Problem description: Keep every line in which "screenshot" occurs and drop the rest of the data.

Data extracted from a collection:
-=-=-=-=-

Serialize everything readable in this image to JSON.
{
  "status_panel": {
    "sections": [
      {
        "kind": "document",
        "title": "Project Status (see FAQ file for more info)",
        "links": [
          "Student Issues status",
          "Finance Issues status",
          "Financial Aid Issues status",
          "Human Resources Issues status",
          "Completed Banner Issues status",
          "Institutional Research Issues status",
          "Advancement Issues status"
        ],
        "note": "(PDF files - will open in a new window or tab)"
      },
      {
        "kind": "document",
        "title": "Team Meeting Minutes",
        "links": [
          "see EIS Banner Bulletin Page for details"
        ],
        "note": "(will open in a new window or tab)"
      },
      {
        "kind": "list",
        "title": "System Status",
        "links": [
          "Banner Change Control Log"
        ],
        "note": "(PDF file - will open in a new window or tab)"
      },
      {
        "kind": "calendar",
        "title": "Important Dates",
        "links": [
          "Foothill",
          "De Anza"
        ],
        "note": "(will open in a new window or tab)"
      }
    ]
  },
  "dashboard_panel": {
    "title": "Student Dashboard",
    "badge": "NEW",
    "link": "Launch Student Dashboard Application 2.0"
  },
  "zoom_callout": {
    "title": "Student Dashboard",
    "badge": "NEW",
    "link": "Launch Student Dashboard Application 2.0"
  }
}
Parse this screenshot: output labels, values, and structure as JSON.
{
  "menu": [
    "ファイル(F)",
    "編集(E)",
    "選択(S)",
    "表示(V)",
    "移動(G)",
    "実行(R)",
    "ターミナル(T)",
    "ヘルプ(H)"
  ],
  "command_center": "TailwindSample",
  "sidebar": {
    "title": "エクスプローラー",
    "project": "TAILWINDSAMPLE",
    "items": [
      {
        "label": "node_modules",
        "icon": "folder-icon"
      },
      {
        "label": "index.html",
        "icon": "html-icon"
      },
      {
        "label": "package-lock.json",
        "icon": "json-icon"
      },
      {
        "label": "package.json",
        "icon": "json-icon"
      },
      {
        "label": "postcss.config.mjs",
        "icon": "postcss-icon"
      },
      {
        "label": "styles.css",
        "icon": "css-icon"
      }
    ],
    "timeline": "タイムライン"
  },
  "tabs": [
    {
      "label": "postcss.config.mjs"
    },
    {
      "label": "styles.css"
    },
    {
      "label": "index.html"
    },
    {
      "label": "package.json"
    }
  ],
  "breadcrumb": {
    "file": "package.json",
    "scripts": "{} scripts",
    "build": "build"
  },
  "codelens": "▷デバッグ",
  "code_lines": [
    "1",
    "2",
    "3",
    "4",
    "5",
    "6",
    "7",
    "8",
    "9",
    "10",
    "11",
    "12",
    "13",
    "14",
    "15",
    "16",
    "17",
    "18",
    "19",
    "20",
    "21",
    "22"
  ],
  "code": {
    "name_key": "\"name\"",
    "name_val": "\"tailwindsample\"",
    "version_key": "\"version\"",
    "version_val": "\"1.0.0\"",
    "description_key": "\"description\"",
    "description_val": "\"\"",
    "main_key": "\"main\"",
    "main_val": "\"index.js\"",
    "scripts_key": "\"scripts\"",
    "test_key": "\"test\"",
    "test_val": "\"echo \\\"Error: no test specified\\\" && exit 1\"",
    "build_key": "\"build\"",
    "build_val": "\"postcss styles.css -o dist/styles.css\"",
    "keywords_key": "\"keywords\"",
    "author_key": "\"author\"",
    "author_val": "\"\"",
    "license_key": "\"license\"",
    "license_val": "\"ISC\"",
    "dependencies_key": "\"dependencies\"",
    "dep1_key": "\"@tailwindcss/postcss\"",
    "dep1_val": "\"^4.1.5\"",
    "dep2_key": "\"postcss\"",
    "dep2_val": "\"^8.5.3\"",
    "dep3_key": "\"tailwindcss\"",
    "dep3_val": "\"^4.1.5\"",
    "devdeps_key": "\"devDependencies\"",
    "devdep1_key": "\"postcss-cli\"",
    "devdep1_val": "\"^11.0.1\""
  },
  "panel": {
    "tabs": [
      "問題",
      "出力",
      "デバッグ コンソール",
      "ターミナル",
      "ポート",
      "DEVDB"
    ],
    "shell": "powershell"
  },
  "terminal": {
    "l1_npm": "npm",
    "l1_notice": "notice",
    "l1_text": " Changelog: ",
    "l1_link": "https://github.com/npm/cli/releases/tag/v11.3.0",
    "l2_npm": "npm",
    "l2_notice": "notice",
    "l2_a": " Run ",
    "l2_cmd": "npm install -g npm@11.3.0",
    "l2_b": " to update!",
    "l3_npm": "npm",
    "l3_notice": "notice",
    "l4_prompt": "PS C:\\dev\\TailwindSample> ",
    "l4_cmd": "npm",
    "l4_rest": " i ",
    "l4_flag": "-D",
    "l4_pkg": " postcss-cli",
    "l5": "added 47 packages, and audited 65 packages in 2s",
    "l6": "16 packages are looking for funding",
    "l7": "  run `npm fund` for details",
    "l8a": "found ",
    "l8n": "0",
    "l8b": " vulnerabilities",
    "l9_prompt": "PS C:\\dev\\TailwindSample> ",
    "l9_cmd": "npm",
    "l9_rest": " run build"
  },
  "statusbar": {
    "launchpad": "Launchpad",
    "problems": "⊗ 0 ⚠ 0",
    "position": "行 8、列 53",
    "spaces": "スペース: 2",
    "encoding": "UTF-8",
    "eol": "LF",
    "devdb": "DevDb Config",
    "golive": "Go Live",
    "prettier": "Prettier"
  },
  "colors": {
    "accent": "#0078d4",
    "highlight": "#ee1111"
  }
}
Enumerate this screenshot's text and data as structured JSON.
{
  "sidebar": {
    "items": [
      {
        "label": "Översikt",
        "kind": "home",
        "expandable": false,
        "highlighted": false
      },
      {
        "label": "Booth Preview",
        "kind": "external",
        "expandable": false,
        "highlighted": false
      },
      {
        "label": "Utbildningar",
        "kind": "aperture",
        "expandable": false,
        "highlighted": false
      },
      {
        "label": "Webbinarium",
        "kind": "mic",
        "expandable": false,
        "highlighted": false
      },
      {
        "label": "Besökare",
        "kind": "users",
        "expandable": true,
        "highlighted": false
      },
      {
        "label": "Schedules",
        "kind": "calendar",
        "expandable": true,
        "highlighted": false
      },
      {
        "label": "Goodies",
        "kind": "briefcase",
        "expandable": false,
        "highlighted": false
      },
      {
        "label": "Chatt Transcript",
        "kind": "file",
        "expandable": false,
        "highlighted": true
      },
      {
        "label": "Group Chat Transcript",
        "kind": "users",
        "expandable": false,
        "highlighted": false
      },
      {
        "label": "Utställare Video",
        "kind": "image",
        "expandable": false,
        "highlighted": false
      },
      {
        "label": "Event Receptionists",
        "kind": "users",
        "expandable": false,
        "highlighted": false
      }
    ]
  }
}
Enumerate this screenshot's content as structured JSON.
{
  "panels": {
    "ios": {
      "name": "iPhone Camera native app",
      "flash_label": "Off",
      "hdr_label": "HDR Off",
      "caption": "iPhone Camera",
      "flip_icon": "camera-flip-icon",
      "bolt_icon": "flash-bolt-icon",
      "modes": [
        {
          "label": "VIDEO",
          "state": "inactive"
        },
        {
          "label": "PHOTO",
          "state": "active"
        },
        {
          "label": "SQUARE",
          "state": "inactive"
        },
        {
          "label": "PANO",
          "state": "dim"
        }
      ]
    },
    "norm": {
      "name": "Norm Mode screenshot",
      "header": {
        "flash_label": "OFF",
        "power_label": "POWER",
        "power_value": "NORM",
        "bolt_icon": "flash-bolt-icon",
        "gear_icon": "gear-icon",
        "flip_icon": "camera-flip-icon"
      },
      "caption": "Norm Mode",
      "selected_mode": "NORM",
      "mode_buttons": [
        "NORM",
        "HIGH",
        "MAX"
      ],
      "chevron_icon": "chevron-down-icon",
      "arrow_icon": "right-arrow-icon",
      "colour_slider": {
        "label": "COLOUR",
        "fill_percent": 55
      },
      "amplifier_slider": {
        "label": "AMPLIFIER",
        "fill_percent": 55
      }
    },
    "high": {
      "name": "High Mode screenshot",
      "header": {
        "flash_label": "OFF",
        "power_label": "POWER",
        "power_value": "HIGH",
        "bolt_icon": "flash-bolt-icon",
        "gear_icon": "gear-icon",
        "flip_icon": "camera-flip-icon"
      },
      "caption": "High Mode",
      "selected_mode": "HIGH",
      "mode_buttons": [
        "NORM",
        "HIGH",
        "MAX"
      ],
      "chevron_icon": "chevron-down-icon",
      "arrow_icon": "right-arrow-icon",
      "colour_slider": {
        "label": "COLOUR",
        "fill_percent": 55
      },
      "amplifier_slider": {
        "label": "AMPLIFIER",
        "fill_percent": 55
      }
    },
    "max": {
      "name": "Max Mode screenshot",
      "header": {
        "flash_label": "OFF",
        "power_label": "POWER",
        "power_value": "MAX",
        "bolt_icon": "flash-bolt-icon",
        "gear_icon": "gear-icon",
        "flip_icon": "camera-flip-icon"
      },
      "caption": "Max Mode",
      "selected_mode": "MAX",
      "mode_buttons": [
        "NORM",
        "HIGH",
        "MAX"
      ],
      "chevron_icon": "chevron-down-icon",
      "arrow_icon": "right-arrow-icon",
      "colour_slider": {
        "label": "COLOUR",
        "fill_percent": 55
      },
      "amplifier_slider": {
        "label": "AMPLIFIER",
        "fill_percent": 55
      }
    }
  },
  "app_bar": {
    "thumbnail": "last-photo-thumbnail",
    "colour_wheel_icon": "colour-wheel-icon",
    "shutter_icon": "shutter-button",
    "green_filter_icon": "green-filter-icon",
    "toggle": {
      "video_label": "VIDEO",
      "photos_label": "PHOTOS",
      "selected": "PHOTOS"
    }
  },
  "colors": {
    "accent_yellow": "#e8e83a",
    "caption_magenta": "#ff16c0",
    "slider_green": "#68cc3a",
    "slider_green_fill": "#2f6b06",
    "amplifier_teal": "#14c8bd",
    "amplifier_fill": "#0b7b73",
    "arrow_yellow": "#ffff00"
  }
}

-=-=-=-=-

Written reply:
Parse this screenshot: output labels, values, and structure as JSON.
Enumerate this screenshot's text and data as structured JSON.
Enumerate this screenshot's content as structured JSON.
      "name": "Norm Mode screenshot",
      "name": "High Mode screenshot",
      "name": "Max Mode screenshot",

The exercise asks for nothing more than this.